Tyler Seguin or Taylor Hall?
Still undecided. That was the answer from the Edmonton Oilers on Monday.
"We will make the final decision on the morning of the 25th [Friday]," Oilers GM Steve Tambellini told ESPN.com.
The Oilers, of course, hold the first overall pick in Friday's first round of the draft. The Boston Bruins, who hold the second overall pick, will also need to make a decision come Friday. Is it worth getting the player they want and enticing the Oilers accordingly with a trade, or can the Bruins live with the fact they're getting a franchise player either way?
"I can live with either player, I like them both a lot,'' Bruins GM Peter Chiarelli told ESPN.com.
The cat-and-mouse game between the Oilers and Bruins will continue up to the 11th hour until both teams make their final decisions. Deal or no deal? Chiarelli and Tambellini spoke yet again over the weekend and it won't be the last time before Friday night.
"I would think I will have another discussion with him," Chiarelli told ESPN.com. "I think he's in the same boat as me as far as liking them both a lot. It's been well documented that they need a center and we need a wing, but I don't think that is that important. They're both tremendously talented players. If we get Seguin, we could put him on the wing. A player creative like he is, he can easily play both positions."
Seguin or Hall? Oilers or Bruins? We'll know Friday.
Elsewhere on Monday:
• When Jason Arnott ($4.5 million salary) was shipped to New Jersey and the rights to Dan Hamhuis (UFA July 1) were sent to Philadelphia over the weekend, both moves could have easily been perceived by many as another salary dump. But Nashville Predators GM David Poile is in fact in the market to add some offensive talent.
"I would like to look at trade possibilities this week at the draft," Poile told ESPN.com on Monday. "We would also look at July 1. I like a lot of things about our club, but one thing that we're missing -- and it doesn't help when you trade a player like Jason -- is that we need some goals. It's an area where we can get better."
Having said that, the money-conscious Preds aren't going to go crazy, either. And while Poile would not discuss specific names, you can forget a player like Jason Spezza (five years left on his deal and $7 million cap hit).
"I'm not really eager to get into a five- or six-year commitment with a player," Poile said, speaking generally. "But if there's the right player at the right price at the right length of term, I would be interested in that. I'm going to be open-minded, but I'm also going to be a little cautious."
• I quoted Panthers GM Dale Tallon in this morning's blog regarding his hope of being very active this week on the trade front. While he declined to discuss specific names, it's clear from other sources that No. 1 center Nathan Horton is in play.
"There's a very good chance he'll be dealt between now and Friday night," Horton's agent, Paul Krepelka of the Orr Hockey Group, told us Monday. "I think there's enough teams interested in him."

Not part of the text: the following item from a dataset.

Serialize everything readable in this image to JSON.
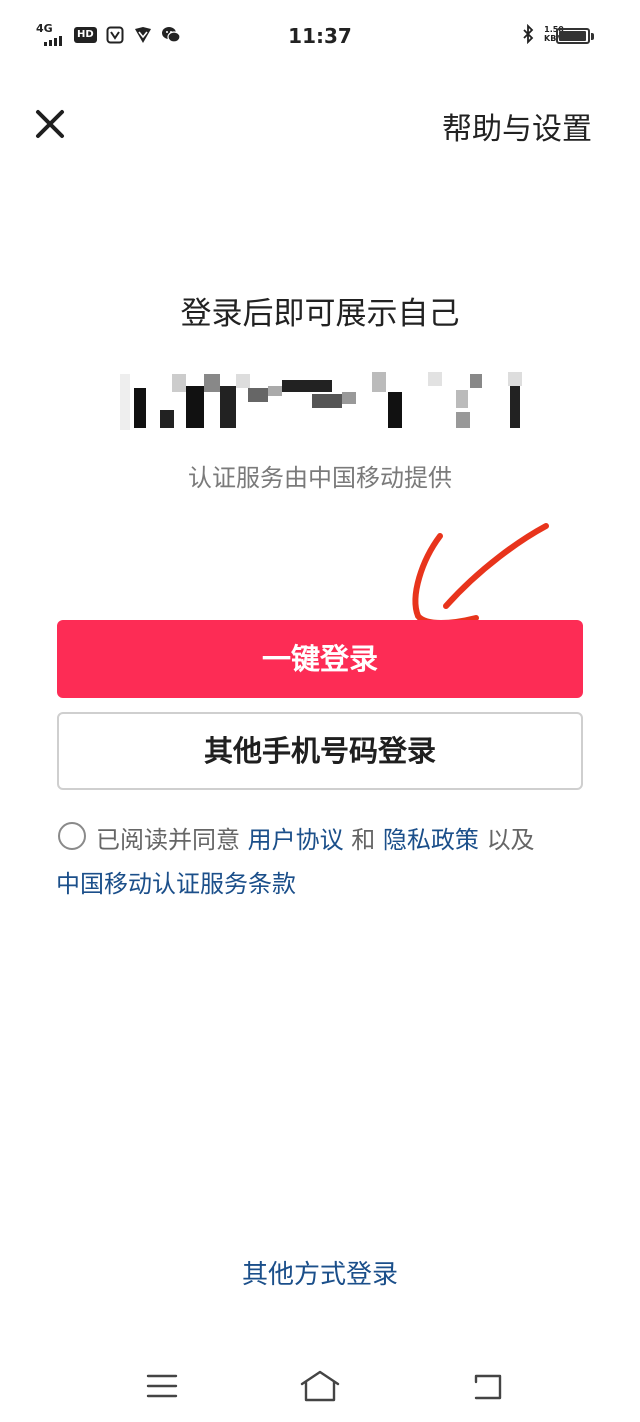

Horton, who just turned 25, could benefit from a fresh start. I still think this guy can bring it, but after playing under five different coaches and five different GMs in a nonhockey market, he could use a change of pace to get him going. He is signed for three more years, and while his cap number is a decent $4 million per year, his actual salary goes from $4 million next season to $4.5 million in 2011-12 and $5.5 million in 2012-13.
• Another top center on the trade market (sort of) is the aforementioned Spezza. Senators GM Bryan Murray met with local media Monday in Ottawa and confirmed that Spezza informed him in player exit meetings that he wouldn't be against a move, albeit falling short of demanding a trade a year after Dany Heatley did just that.
"He said he wouldn't object to it," Murray told a group of Ottawa media. "He didn't come out and say, 'I have to be traded.'"
Murray said he told Spezza, "'You signed a long-term contract. We have committed to you and you have committed to us. We will look at everything that will help us, but we're not going to make a bad trade.'"
Spezza's no-trade clause kicks in July 1, but if he's willing to move anyway, that's not the end of the world. What's more pertinent is he has five years left on his deal which pays him $8 million per season for the next three years and then $5 million and $4 million, respectively, in the last two seasons. His annual cap hit is $7 million.
The Sens GM also announced Monday what pretty much has become a foregone conclusion: Defenseman Anton Volchenkov, UFA July 1, is headed to the market.
• While Chiarelli declined comment Monday, other NHL sources told ESPN.com the trade market is heating up for goalie Tim Thomas. Once Montreal moved Jaroslav Halak last Thursday, the Bruins began to field calls from other interested suitors.
Thomas has three more years left on his deal at a $5 million cap hit and also has a no-trade clause. But faced with being the backup to Tuukka Rask in Boston, Thomas is apparently willing to waive his no-trade if it means getting a No. 1 job elsewhere.
• Contract talks between the Penguins and potential UFA blueliner Sergei Gonchar continued Monday after picking up steam over the weekend. I'm told they were at a "sensitive" stage.